▶ _Exercise details_
Search the entries for the word "ylabel". Copy every line where it turns up.

*** Block opens ***

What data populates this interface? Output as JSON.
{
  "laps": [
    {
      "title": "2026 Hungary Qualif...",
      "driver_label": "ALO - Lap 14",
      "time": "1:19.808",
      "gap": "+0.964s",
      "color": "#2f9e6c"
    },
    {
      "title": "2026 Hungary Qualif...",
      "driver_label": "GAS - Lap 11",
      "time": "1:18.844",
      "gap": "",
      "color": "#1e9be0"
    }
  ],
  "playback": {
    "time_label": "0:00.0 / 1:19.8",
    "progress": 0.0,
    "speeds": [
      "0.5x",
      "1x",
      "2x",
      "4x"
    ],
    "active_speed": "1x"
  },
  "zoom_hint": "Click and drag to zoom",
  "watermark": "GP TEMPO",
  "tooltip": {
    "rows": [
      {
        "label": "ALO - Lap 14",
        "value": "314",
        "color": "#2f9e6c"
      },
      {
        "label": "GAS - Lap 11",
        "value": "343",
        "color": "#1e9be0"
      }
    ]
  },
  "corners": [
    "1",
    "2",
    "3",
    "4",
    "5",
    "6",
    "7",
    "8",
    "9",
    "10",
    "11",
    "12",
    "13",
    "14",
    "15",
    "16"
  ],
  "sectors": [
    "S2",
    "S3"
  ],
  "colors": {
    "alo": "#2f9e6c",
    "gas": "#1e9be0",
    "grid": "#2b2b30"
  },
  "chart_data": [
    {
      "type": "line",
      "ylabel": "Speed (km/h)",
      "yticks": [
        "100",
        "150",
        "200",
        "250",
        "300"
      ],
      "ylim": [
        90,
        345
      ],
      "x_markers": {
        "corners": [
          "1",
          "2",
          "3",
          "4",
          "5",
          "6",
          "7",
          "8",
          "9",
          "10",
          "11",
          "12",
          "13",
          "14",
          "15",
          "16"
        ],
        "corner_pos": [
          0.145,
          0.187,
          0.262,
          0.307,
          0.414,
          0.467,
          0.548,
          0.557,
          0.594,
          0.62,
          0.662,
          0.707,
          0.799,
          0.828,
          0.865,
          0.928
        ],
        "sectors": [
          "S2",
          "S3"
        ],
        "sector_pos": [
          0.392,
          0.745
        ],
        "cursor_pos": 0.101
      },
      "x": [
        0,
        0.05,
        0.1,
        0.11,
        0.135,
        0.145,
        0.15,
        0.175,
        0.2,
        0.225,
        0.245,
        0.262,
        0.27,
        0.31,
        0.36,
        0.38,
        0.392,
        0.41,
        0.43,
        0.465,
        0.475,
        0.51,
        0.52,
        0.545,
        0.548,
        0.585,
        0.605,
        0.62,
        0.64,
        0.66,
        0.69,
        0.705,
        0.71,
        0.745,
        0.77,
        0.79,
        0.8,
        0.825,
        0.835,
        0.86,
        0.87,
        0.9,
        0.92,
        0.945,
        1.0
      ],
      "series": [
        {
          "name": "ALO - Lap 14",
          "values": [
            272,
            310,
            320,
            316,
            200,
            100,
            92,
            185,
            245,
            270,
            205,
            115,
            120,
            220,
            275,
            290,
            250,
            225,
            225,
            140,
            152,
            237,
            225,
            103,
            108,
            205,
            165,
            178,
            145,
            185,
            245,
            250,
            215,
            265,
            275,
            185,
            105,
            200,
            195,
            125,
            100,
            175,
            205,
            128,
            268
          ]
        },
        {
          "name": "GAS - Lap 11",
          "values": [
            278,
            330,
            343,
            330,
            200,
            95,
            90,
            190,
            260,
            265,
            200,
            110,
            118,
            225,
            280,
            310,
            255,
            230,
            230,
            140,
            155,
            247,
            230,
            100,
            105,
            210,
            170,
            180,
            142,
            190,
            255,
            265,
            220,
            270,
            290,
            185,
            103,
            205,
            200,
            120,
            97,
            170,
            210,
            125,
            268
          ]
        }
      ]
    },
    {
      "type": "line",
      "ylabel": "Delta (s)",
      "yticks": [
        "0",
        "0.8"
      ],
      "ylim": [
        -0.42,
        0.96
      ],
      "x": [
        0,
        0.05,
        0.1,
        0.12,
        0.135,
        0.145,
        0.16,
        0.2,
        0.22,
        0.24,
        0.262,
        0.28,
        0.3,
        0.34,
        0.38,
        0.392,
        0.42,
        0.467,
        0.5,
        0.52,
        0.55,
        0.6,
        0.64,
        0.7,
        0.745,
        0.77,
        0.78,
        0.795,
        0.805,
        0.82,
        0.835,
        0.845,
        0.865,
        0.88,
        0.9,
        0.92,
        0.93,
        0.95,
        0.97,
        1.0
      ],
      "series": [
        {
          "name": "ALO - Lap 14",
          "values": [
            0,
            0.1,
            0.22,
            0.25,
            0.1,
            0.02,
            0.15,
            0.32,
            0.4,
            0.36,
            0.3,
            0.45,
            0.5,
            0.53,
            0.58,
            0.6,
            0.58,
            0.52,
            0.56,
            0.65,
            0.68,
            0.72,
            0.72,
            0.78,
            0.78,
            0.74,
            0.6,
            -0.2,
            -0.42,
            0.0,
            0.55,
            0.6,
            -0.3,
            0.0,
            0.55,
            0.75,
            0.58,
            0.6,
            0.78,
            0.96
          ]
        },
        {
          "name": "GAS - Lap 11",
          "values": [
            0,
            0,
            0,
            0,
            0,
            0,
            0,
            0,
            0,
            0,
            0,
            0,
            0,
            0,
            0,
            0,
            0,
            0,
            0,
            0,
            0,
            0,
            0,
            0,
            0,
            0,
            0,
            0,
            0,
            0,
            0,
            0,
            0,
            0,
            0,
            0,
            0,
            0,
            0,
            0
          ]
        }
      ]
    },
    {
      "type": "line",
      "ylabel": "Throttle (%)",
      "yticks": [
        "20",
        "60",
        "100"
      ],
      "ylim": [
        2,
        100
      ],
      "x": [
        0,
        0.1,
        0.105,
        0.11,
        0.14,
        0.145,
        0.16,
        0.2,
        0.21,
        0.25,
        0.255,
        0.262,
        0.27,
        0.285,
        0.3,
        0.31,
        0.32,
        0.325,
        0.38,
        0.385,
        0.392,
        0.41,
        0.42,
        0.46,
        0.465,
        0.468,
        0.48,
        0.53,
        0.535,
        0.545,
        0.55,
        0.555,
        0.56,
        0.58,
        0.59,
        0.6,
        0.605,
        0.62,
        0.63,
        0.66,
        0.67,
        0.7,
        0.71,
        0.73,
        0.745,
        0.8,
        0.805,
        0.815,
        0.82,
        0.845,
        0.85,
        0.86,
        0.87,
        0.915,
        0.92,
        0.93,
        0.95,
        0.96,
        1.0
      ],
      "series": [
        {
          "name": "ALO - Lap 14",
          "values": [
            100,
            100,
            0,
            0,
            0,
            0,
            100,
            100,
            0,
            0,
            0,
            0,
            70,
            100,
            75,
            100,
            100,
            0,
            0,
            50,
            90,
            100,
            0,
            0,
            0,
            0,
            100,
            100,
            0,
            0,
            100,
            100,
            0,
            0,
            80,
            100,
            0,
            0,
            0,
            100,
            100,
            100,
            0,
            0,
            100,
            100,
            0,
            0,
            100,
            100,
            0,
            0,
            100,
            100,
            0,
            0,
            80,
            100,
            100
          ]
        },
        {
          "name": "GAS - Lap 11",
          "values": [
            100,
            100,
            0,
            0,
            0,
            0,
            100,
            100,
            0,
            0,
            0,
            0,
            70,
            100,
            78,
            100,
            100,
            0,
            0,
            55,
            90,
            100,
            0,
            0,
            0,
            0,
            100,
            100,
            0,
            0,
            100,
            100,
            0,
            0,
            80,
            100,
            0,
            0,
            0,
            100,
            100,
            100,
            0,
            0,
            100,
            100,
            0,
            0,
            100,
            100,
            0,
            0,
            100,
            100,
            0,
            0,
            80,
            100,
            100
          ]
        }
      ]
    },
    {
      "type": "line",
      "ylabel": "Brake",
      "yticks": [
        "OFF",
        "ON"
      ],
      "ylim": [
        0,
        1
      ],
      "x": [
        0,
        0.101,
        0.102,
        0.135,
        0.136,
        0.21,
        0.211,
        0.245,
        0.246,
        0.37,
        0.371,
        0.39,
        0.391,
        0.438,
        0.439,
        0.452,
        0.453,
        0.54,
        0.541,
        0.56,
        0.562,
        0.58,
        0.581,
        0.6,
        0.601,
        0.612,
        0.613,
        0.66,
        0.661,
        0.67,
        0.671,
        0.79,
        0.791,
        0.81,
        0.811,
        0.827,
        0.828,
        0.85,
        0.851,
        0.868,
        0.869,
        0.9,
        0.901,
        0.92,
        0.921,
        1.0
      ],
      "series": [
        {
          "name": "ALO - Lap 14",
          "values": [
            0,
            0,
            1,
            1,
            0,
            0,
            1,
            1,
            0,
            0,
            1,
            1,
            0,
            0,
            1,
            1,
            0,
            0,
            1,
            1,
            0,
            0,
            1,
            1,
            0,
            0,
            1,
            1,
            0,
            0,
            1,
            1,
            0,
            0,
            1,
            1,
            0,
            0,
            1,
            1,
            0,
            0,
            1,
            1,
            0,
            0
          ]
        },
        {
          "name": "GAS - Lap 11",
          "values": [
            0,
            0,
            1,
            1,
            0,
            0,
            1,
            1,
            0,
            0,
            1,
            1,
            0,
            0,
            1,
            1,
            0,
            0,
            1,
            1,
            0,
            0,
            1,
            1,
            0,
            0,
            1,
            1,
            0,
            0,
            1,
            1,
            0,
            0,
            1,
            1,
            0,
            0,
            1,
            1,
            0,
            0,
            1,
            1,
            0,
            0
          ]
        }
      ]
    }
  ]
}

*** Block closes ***
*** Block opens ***

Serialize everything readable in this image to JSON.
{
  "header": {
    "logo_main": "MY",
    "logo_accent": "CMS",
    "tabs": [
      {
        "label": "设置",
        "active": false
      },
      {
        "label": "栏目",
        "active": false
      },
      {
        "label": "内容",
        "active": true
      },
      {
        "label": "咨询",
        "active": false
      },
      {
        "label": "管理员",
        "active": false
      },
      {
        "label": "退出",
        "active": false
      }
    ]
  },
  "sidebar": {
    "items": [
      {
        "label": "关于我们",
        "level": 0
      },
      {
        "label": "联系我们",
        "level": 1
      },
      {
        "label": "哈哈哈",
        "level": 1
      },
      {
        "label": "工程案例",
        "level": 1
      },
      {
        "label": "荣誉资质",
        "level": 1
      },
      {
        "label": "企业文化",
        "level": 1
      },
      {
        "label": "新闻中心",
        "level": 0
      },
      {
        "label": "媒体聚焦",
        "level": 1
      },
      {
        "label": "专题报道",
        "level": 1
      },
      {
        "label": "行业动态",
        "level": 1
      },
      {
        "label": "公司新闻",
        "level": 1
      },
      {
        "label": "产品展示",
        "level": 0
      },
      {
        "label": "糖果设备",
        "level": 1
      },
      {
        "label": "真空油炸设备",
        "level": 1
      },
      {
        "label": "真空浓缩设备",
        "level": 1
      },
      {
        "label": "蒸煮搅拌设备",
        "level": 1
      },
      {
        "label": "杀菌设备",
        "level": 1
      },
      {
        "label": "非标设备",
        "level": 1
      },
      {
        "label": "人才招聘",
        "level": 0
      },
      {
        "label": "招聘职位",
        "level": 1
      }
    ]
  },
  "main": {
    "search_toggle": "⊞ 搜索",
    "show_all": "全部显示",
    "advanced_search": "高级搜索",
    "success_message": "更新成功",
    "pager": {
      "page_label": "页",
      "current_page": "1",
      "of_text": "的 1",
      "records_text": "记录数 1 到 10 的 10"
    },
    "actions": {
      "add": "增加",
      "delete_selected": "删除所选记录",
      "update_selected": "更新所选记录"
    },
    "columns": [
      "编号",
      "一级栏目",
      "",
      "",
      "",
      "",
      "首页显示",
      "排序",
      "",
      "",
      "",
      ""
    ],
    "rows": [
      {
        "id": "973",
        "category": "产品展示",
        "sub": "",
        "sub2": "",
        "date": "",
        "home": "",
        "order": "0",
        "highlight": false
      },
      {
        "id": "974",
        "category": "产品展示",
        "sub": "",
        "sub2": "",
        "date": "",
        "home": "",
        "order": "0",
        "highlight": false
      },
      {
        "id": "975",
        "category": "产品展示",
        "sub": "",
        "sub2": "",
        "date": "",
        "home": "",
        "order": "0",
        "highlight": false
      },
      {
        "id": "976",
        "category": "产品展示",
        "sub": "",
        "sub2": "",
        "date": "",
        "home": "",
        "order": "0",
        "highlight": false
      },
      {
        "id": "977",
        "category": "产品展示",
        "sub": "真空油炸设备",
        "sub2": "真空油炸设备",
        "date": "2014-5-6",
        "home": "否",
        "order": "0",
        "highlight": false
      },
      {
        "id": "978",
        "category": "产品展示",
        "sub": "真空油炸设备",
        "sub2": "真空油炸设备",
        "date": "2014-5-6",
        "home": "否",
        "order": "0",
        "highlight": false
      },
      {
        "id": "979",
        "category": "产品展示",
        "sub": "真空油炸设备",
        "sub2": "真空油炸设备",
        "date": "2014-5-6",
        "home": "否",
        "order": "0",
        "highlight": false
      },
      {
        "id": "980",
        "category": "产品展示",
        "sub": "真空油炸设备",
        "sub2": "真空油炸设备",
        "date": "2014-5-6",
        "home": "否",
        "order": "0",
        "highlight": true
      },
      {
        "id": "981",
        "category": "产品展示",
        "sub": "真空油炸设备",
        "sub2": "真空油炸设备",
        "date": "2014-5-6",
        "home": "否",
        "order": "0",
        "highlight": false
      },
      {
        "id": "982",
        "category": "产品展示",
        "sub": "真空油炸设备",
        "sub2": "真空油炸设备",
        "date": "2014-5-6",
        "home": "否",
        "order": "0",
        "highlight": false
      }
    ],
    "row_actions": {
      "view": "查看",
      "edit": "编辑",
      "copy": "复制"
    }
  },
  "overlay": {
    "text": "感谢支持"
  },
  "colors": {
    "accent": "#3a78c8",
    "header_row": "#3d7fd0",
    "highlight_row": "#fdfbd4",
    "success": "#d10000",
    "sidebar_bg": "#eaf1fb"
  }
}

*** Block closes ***
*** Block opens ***

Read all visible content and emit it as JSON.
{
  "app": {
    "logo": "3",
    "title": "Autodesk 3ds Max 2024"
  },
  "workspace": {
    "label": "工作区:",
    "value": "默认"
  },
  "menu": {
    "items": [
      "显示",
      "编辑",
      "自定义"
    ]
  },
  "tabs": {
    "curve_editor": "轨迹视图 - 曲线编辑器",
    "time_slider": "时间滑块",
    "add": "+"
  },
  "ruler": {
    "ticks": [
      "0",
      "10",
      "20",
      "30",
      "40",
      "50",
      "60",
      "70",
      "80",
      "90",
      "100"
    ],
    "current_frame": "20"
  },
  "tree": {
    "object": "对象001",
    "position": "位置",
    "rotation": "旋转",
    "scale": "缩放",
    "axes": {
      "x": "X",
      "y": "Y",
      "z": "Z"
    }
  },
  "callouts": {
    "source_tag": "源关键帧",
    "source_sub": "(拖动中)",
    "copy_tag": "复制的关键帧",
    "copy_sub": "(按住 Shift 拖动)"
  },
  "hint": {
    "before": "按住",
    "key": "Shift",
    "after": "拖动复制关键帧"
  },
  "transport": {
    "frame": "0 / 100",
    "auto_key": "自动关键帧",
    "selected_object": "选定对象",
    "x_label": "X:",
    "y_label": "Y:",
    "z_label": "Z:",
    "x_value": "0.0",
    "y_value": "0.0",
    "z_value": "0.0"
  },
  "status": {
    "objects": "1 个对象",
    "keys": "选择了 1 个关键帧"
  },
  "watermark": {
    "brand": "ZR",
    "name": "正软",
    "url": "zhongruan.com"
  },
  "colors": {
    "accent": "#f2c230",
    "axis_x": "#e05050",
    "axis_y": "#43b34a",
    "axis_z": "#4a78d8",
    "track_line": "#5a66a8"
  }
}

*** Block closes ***

▶ _Result_
      "ylabel": "Speed (km/h)",
      "ylabel": "Delta (s)",
      "ylabel": "Throttle (%)",
      "ylabel": "Brake",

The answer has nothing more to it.